Do animals have cultural differences? Do dogs behave differently according to their doggy culture?

Yes, they do. Normal behavior is only normal under specific conditions. Normal behavior is the behavior displayed by the majority of the population in a precise area in a particular period. We may not like it, but if most do it, then it is normal. To behave rationally is not normal among humans since most people behave irrationally. Oh, oh, there we go—I hope this one is not too politically incorrect for the USA.

Yes, dogs show cultural differences. Their facial expressions and body languages show slightly different nuances from region to region. Even barking and howling can be distinctive. Davis Mech discovered that when he flew to the Abruzzi to assist Luigi Boitani and Erik Zimen with their wolf research. The Italian wolves howled with an accent (or, then, the Americans did).

Natural selection decides the cultural differences our dogs show from one area to the other. We breed those we like best, and we like them differently from place to place. Remember, selection acts upon the phenotype (the way a dog looks and behaves), but the traits pass to the next generation thru the genes (genotypes) involved in the favored phenotypes. Don’t forget as well that our human choices as to preferred animals are also natural selection.

In the end, we have the dogs we deserve, so to say. We have selected those we wanted for breeding—or then, we haven’t, which is the same.
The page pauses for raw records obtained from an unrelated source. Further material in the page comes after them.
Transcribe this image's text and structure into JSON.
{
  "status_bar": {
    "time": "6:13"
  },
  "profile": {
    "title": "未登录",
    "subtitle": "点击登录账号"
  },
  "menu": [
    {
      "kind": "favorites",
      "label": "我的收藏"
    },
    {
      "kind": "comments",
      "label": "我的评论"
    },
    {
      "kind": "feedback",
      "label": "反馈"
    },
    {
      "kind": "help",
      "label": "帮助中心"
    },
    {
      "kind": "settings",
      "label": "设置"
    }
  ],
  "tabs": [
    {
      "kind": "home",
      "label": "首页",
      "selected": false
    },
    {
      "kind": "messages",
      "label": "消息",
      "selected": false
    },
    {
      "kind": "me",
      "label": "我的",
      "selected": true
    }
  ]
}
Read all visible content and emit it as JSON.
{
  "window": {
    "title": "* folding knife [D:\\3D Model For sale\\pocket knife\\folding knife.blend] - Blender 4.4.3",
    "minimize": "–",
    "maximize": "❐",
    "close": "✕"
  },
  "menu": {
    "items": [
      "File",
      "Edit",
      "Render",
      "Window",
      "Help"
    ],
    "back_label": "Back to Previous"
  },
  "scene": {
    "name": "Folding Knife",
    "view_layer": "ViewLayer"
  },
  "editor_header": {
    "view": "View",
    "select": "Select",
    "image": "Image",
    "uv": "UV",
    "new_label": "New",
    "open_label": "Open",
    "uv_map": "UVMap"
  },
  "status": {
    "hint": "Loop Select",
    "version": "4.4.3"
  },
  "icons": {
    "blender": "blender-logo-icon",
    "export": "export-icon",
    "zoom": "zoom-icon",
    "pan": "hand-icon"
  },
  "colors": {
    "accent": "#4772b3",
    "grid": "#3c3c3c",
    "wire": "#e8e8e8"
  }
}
I’m going to sleep again, but before that allow me to share a trick with you that I’ve learned in Southeast Asia. When you’re in doubt whether someone is cracking a joke or attempting to offend you, keep smiling—it’s the safest! Now, you know why I smile so much these days.

Featured image: Dog behavior shows cultural differences from one area to the other. For example, the controversial Pit Bull shows distinct behavioral characteristics depending on breed line and training (photo from https://vitaminsforpitbulls.com/free-pit-bull-wallpaper-downloads/).

Learn more in our course Ethology. Ethology studies the behavior of animals in their natural environment. It is fundamental knowledge for the dedicated student of animal behavior as well as for any competent animal trainer. Roger Abrantes wrote the textbook included in the online course as a beautiful flip page book. Learn ethology from a leading ethologist.

EthologyCourse